I’m up between 4:30 and 5:30, depending on the morning. Good mornings, it’s 5:30. Bad mornings, I get a lot of office work done. I’ve never been a good sleeper.
Breakfast, brush my teeth, out the door. My Haygain is on a timer, so it starts and stops itself. Brilliant. At 6, I feed my delicious smelling, warm, steamy hay, which everyone promptly inhales. Grain’s at 6:30. I clean stalls, fill water buckets and get ready to ride Fender at about 7:30.
I ride Fender first because he’s anhydrotic—he doesn’t sweat. I treat him with beer (Natural Light, the nastiest beer on the planet, but he’s not picky), which works really well, and even though he’s never been in distress EVER, even the ghastly last summer where it was 100*+ for weeks, I figure it’s best to ride him in the cool of the morning. Fender gets one of four workouts: trot stuff (shoulder-in, half-pass, half-steps, medium and extended stuff, maybe some cavaletti), canter stuff (half-pass, changes, the gigundo pirouette exercise Steffen suggested for us, general adjustability work), detail stuff (halts, rein backs, walk pirouettes, corners, centerlines, transitions), or forward-and-floppy stuff, when he’s feeling pooped.
Fender gets rinsed off and if there’s time, I ride either Ella or Midge before the other has a lesson at Michael’s at 10. I’m still working out the kinks in the schedule, but unless I skimp on one horse (which isn’t always a bad thing—they can’t all three work hair-on-fire every day), I haven’t yet figured out how to get all three done before lunchtime.
I can get to Michael’s in eight minutes, door-to-door, though this relies on there not being any SPOOKING OR LEAPING, which has yet to actually occur. So I leave 15 minutes, plus a little warm-up time. Midge’s lessons have been breaking down test pieces: the tricky passage lines of the I2 (Midge says turning left in passage is still a little hard), the trot half-pass zigzag of the Grand Prix, the canter half-pass zigzag in just about everything. At home, I’m trying to keep him really rideable and fluffy; there’s a tradeoff in making him strong and keen enough to produce the test, and that is that he’s a little hot to trot and muscley, so we spend a lot of time working on slow and swingy.

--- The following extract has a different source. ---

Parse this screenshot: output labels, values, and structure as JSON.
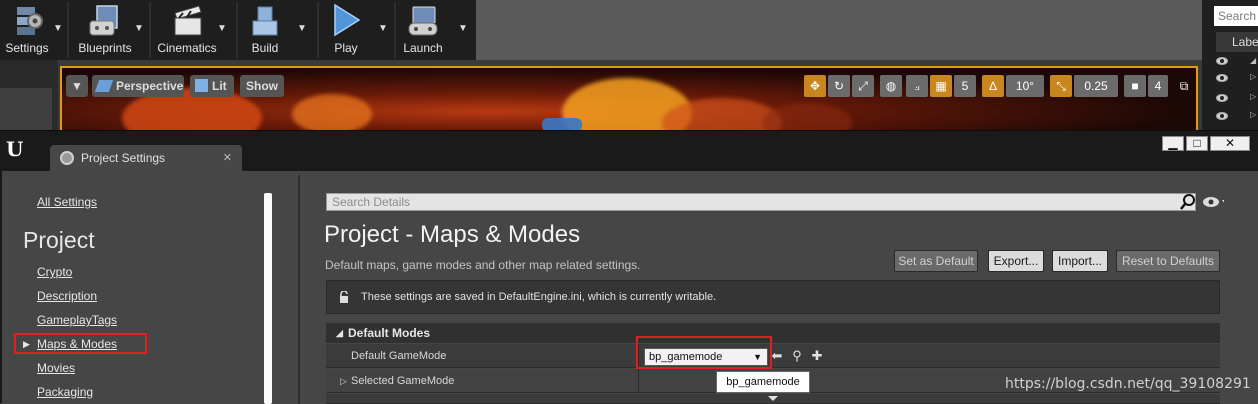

Ella’s been SUCH a star, and so we’re alternating between snaffle (thinking about the details, crispness of transitions, really through in the neck, really off the hand) and the double (fluid and connected, weaving all the pieces together with grace, like a test). Ella’s biggest focus is still strength building; even though she feels terrific, I want the work to all be really easy at home, almost so easy I can take it for granted, before we go to a horse show.
Both redheads get iced after working, because I’m a paranoid nutcase. And all three get sprayed down with a mix of Sore-No-More and apple cider vinegar. The vinegar helps change the pH of the skin, making it less hospitable to the microbes and nastiness that Florida grows.
11 is lunch hay, and 11:30 is lunch grain. I get a little lunch myself, top off water buckets and hit the gym. I’ve gotten the clear to s-l-o-w-l-y start getting into very weenie light jogging again s-l-o-w-l-y (YES, Dr. Drew, I HEARD YOU, I will not try and take on the world by next Tuesday!), which has motivated me to get everything else into gear. Some days I swim, some days I bike, some days I lift, and two days a week Damien, my personal trainer for the next three months, does his best to cause me tremendous physical pain. So far, he’s been very successful. He’s also preposterously good looking, which is why I haven’t punched him yet. Not that I’ve ruled that out as an option.
I’m back in time to throw the kids out at 3, when I can clean stalls, add bedding, scrub out water buckets and sweep up. They get fed dinner al fresco and come in at 6. I took the afternoon turnout time for Fender—it’s cooler then than midday, and I’m squeamish about his sweating. They get their night check hay, and Ella, my hard keeper, gets a little night check snack between 8 and 10, depending on how fabulous my night plans are (“fabulous,” that’s a pretty funny joke), and we do it all again the next day!